Task statement: Search the material for the word "hidden" and report each line where it turns up.

Material shown START

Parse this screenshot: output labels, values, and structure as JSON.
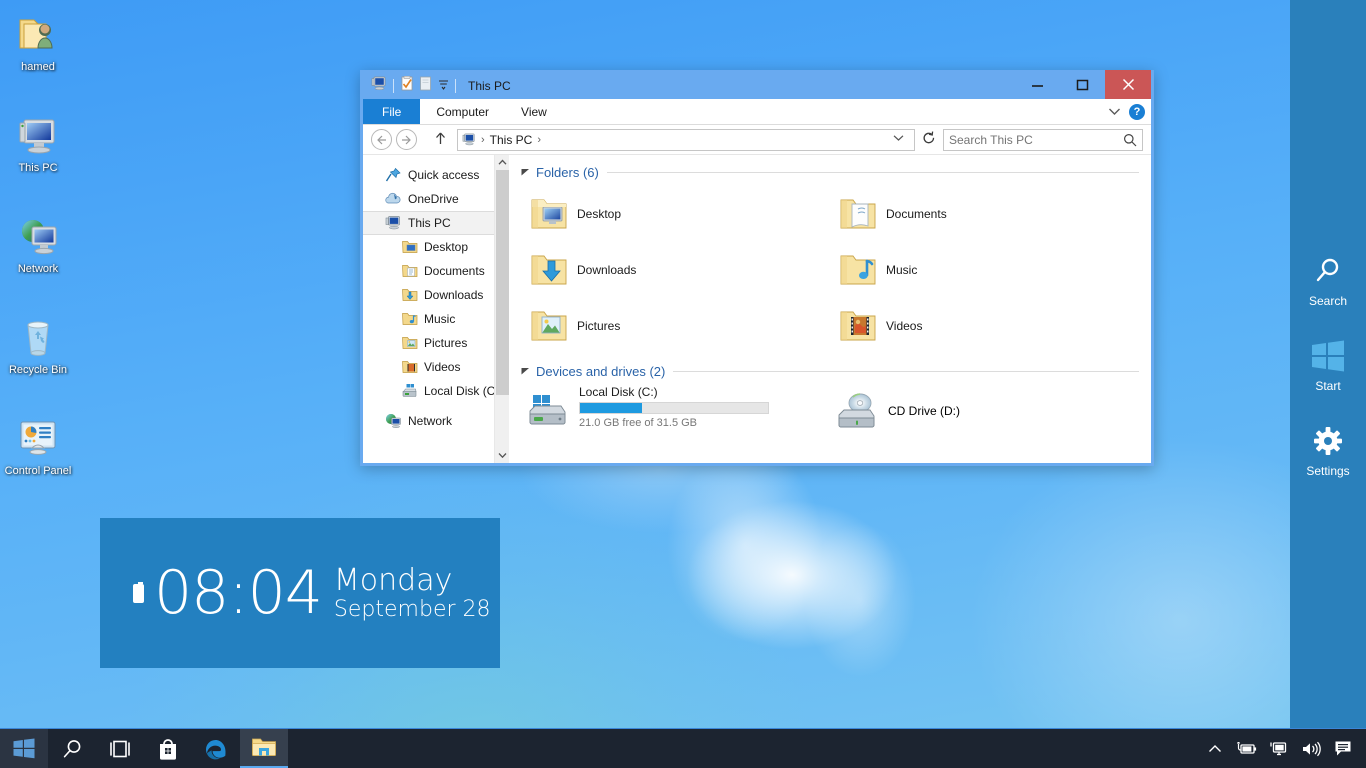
{
  "desktop": {
    "icons": [
      {
        "label": "hamed",
        "icon": "user-folder-icon"
      },
      {
        "label": "This PC",
        "icon": "computer-icon"
      },
      {
        "label": "Network",
        "icon": "network-icon"
      },
      {
        "label": "Recycle Bin",
        "icon": "recycle-bin-icon"
      },
      {
        "label": "Control Panel",
        "icon": "control-panel-icon"
      }
    ],
    "wallpaper_colors": {
      "top": "#3e9bf5",
      "bottom": "#79c8f0"
    }
  },
  "clock_widget": {
    "time": "08:04",
    "day": "Monday",
    "month_day": "September 28",
    "background": "#2380c0",
    "battery_icon": "battery-icon"
  },
  "charms": {
    "background": "#2a80bb",
    "items": [
      {
        "label": "Search",
        "icon": "search-icon"
      },
      {
        "label": "Start",
        "icon": "windows-start-icon"
      },
      {
        "label": "Settings",
        "icon": "gear-icon"
      }
    ]
  },
  "explorer": {
    "frame_color": "#69aaf0",
    "title": "This PC",
    "quick_access_toolbar": [
      {
        "name": "this-pc-icon"
      },
      {
        "name": "properties-icon"
      },
      {
        "name": "new-folder-icon"
      },
      {
        "name": "customize-dropdown-icon"
      }
    ],
    "window_buttons": {
      "minimize": "–",
      "maximize": "☐",
      "close": "×",
      "close_color": "#cb5656"
    },
    "ribbon": {
      "tabs": [
        {
          "label": "File",
          "active": true
        },
        {
          "label": "Computer",
          "active": false
        },
        {
          "label": "View",
          "active": false
        }
      ],
      "collapse_icon": "chevron-down-icon",
      "help_label": "?"
    },
    "addressbar": {
      "back_icon": "←",
      "forward_icon": "→",
      "up_icon": "↑",
      "breadcrumb_icon": "this-pc-icon",
      "breadcrumb": "This PC",
      "sep": "›",
      "dropdown_icon": "∨",
      "refresh_icon": "↻"
    },
    "search": {
      "placeholder": "Search This PC",
      "value": "",
      "icon": "search-icon"
    },
    "navpane": {
      "items": [
        {
          "label": "Quick access",
          "icon": "pin-star-icon",
          "child": false,
          "selected": false
        },
        {
          "label": "OneDrive",
          "icon": "onedrive-icon",
          "child": false,
          "selected": false
        },
        {
          "label": "This PC",
          "icon": "computer-icon",
          "child": false,
          "selected": true
        },
        {
          "label": "Desktop",
          "icon": "desktop-folder-icon",
          "child": true,
          "selected": false
        },
        {
          "label": "Documents",
          "icon": "documents-folder-icon",
          "child": true,
          "selected": false
        },
        {
          "label": "Downloads",
          "icon": "downloads-folder-icon",
          "child": true,
          "selected": false
        },
        {
          "label": "Music",
          "icon": "music-folder-icon",
          "child": true,
          "selected": false
        },
        {
          "label": "Pictures",
          "icon": "pictures-folder-icon",
          "child": true,
          "selected": false
        },
        {
          "label": "Videos",
          "icon": "videos-folder-icon",
          "child": true,
          "selected": false
        },
        {
          "label": "Local Disk (C:)",
          "icon": "hard-drive-icon",
          "child": true,
          "selected": false
        },
        {
          "label": "Network",
          "icon": "network-icon",
          "child": false,
          "selected": false
        }
      ],
      "scroll_up_icon": "⌃",
      "scroll_down_icon": "⌄"
    },
    "content": {
      "folders_group": {
        "title": "Folders (6)",
        "collapse_icon": "◢",
        "items": [
          {
            "label": "Desktop",
            "icon": "desktop-folder-icon"
          },
          {
            "label": "Documents",
            "icon": "documents-folder-icon"
          },
          {
            "label": "Downloads",
            "icon": "downloads-folder-icon"
          },
          {
            "label": "Music",
            "icon": "music-folder-icon"
          },
          {
            "label": "Pictures",
            "icon": "pictures-folder-icon"
          },
          {
            "label": "Videos",
            "icon": "videos-folder-icon"
          }
        ]
      },
      "devices_group": {
        "title": "Devices and drives (2)",
        "collapse_icon": "◢",
        "drives": [
          {
            "name": "Local Disk (C:)",
            "icon": "windows-drive-icon",
            "free_text": "21.0 GB free of 31.5 GB",
            "used_percent": 33,
            "bar_color": "#1e9ae0",
            "has_bar": true
          },
          {
            "name": "CD Drive (D:)",
            "icon": "cd-drive-icon",
            "free_text": "",
            "used_percent": 0,
            "has_bar": false
          }
        ]
      }
    }
  },
  "taskbar": {
    "background": "#1c2430",
    "start": {
      "icon": "windows-start-icon",
      "label": "Start"
    },
    "buttons": [
      {
        "icon": "search-icon",
        "label": "Search",
        "active": false
      },
      {
        "icon": "task-view-icon",
        "label": "Task View",
        "active": false
      },
      {
        "icon": "store-icon",
        "label": "Store",
        "active": false
      },
      {
        "icon": "edge-icon",
        "label": "Microsoft Edge",
        "active": false
      },
      {
        "icon": "file-explorer-icon",
        "label": "File Explorer",
        "active": true
      }
    ],
    "tray": [
      {
        "icon": "show-hidden-icons-chevron-icon",
        "label": "Show hidden icons"
      },
      {
        "icon": "battery-plug-icon",
        "label": "Battery"
      },
      {
        "icon": "network-monitor-icon",
        "label": "Network"
      },
      {
        "icon": "volume-icon",
        "label": "Volume"
      },
      {
        "icon": "action-center-icon",
        "label": "Action Center"
      }
    ]
  }
}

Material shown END

Problem solution:
        "icon": "show-hidden-icons-chevron-icon",
        "label": "Show hidden icons"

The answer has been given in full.